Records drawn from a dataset
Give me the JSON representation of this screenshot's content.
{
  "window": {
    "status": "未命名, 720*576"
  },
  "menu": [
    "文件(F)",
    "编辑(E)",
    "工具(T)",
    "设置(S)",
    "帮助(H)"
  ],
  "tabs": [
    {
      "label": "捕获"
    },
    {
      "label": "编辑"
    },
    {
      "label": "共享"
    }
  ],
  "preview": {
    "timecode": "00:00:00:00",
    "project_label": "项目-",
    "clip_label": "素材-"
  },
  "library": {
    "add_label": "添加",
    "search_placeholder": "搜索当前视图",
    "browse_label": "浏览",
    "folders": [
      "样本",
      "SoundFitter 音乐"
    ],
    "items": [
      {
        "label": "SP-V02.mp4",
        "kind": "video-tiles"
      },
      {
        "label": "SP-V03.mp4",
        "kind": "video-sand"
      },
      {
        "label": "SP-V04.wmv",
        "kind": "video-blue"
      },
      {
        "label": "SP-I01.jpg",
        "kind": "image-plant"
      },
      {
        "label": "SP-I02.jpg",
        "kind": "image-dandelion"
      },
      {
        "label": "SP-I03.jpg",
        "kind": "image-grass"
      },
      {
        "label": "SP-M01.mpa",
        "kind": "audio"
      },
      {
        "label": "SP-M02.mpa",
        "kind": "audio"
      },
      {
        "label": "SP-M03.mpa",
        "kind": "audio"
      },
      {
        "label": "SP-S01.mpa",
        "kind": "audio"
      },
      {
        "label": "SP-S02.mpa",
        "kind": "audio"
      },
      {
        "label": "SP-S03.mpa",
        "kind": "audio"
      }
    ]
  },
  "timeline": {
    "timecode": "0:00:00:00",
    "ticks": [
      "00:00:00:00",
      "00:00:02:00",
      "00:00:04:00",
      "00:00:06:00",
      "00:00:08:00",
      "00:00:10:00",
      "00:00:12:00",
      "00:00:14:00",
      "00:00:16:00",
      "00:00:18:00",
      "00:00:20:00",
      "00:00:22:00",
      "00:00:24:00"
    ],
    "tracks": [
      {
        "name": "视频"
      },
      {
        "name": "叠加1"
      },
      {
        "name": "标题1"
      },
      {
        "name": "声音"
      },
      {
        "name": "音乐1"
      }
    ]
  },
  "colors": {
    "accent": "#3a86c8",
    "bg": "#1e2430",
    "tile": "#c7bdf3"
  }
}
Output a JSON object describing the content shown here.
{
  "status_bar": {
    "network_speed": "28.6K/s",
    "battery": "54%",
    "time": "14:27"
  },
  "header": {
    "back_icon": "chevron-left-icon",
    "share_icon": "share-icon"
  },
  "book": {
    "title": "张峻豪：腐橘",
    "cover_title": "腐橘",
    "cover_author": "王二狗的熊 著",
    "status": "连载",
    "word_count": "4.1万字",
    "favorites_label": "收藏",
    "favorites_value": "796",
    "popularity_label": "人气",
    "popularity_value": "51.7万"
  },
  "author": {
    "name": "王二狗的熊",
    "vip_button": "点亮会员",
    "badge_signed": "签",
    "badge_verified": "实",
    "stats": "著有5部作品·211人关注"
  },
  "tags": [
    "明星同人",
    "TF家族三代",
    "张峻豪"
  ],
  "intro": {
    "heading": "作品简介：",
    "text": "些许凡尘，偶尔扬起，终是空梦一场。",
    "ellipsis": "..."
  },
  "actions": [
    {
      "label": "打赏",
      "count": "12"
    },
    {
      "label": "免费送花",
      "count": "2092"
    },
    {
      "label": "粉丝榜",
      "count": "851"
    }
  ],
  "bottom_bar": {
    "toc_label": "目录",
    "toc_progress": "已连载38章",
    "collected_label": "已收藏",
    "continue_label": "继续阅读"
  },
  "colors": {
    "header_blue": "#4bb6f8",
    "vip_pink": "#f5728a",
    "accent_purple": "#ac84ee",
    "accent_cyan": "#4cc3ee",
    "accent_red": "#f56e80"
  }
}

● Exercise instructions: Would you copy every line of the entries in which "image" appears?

● Response:
        "kind": "image-plant"
        "kind": "image-dandelion"
        "kind": "image-grass"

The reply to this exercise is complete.